Five years after Busan—time to raise the bar in aid transparency

Spring has sprung and once again Publish What You Fund has issued its Aid Transparency Index (ATI). Once again most of the multilateral development banks (MDBs) receive high grades rated as very good. And once again I ask whether those grades are well deserved? At the heart of my question is whether aid agencies are disclosing sufficient information during the critical implementation stage of a project.

Last year we reviewed the practices of 8 aid agencies, 7 of which consistently receive the highest accolades in the ATI. What was evident from our review was the serious asymmetry of the type of aid data released to the public. A major target at Busan in 2011 when donors made commitments to aid transparency and in the establishment of the ATI has been the reporting of aid flows and the projects approved by each agency. There has been growing emphasis since then on reporting information on the results of those projects. But there has been very limited progress in the release of information during project implementation.

The importance of such information should be obvious. It is during project implementation that the various stakeholders need to monitor project progress, report on issues requiring attention, and make changes to ensure achievement of the desired results. It is insufficient to only disclose who wins a contract; consideration should be given to publishing the contracts, reporting on its execution, and disclosing amendments to the contracts. And it is not enough to simply publish the resettlement action plan for a project; how that plan is being implemented must be reported. Real time reporting is the key to being able to adapt and make changes as projects evolve.

Adapting the ATI

It is very evident that the International Aid Transparency Initiative (IATI) and the ATI have had a major positive impact on raising the level of transparency of aid agencies. Discussions with various agencies illustrate how they are keen to getting higher scores each year, carefully analyzing the indicators to guide their actions. However, with only a limited focus and weighting of reporting on project implementation in the ATI, there is no incentive to fill this important gap. 

In its 2016 report, Publish What You Fund has indicated that it will be reviewing its indicators later this year and intends to raise the bar. It would be timely to include information on project implementation in those revisions. One challenge is how to develop indicators that are similarly relevant across a wide variety of aid agencies. Implementation information is most critical for agencies that finance longer-term projects, especially infrastructure, such as the MDBs.  One option is to consider a set of indicators to better “incentivize” the relevant agencies and refer to these as ATI+.

Reviewing the use and abuse of protecting deliberative information

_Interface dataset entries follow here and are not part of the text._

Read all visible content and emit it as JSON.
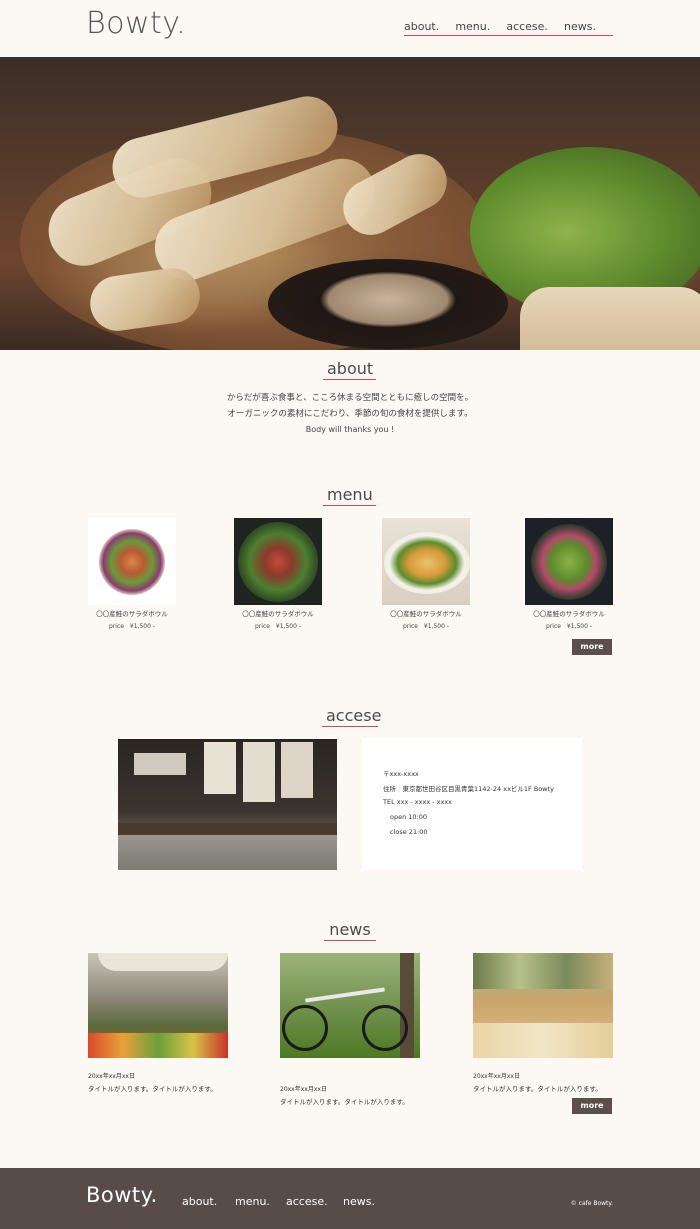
{
  "header": {
    "logo": "Bowty.",
    "nav": [
      "about.",
      "menu.",
      "accese.",
      "news."
    ]
  },
  "hero": {
    "alt": "Grilled shrimp platter with dip and salad"
  },
  "about": {
    "title": "about",
    "line1": "からだが喜ぶ食事と、こころ休まる空間とともに癒しの空間を。",
    "line2": "オーガニックの素材にこだわり、季節の旬の食材を提供します。",
    "line3": "Body will thanks you !"
  },
  "menu": {
    "title": "menu",
    "items": [
      {
        "name": "〇〇産鮭のサラダボウル",
        "price": "price　¥1,500 -"
      },
      {
        "name": "〇〇産鮭のサラダボウル",
        "price": "price　¥1,500 -"
      },
      {
        "name": "〇〇産鮭のサラダボウル",
        "price": "price　¥1,500 -"
      },
      {
        "name": "〇〇産鮭のサラダボウル",
        "price": "price　¥1,500 -"
      }
    ],
    "more": "more"
  },
  "access": {
    "title": "accese",
    "postal": "〒xxx-xxxx",
    "address": "住所　東京都世田谷区目黒青葉1142-24 xxビル1F Bowty",
    "tel": "TEL xxx - xxxx - xxxx",
    "open": "open 10:00",
    "close": "close 21:00"
  },
  "news": {
    "title": "news",
    "items": [
      {
        "date": "20xx年xx月xx日",
        "title": "タイトルが入ります。タイトルが入ります。"
      },
      {
        "date": "20xx年xx月xx日",
        "title": "タイトルが入ります。タイトルが入ります。"
      },
      {
        "date": "20xx年xx月xx日",
        "title": "タイトルが入ります。タイトルが入ります。"
      }
    ],
    "more": "more"
  },
  "footer": {
    "logo": "Bowty.",
    "nav": [
      "about.",
      "menu.",
      "accese.",
      "news."
    ],
    "copyright": "© cafe Bowty."
  },
  "colors": {
    "background": "#fcf9f4",
    "accent": "#c94a5c",
    "footer": "#574c48",
    "button": "#5a4f4a"
  }
}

The MDB’s, in their major disclosure reforms since 2010, adopted a principle that “deliberative” information would not be disclosed in order to foster candid and open dialogue within the organization and between the organization and the client country. As per the World Bank’s policy, “The Bank, like any institution or group, needs space to consider and debate, away from public scrutiny.” This excludes emails, notes, and other exchanges either internally or with member countries.

As a result, the project supervision reports, which managements use to monitor projects under execution and are generally published twice a year, were divided between disclosed versus undisclosed sections. The undisclosed sections would offer space for reporting on confidential project concerns including potential corruption. Our review of the disclosed reports suggests that most aid agencies’ task managers tend to take a cautious approach, placing most information in the undisclosed sections. Stakeholders outside the MDB, such as local civil society groups, then, often only see truncated information.

While the adoption of the “deliberative” principle is understandable, its application places a serious responsibility on management to ensure that this is applied with considerable restraint. The MDBs should review the application of this principle and assess the type of information released during implementation.

It is indeed time to raise the bar on transparency and to focus on the most critical information required to ensure results. This is not the moment for complacency with high grades.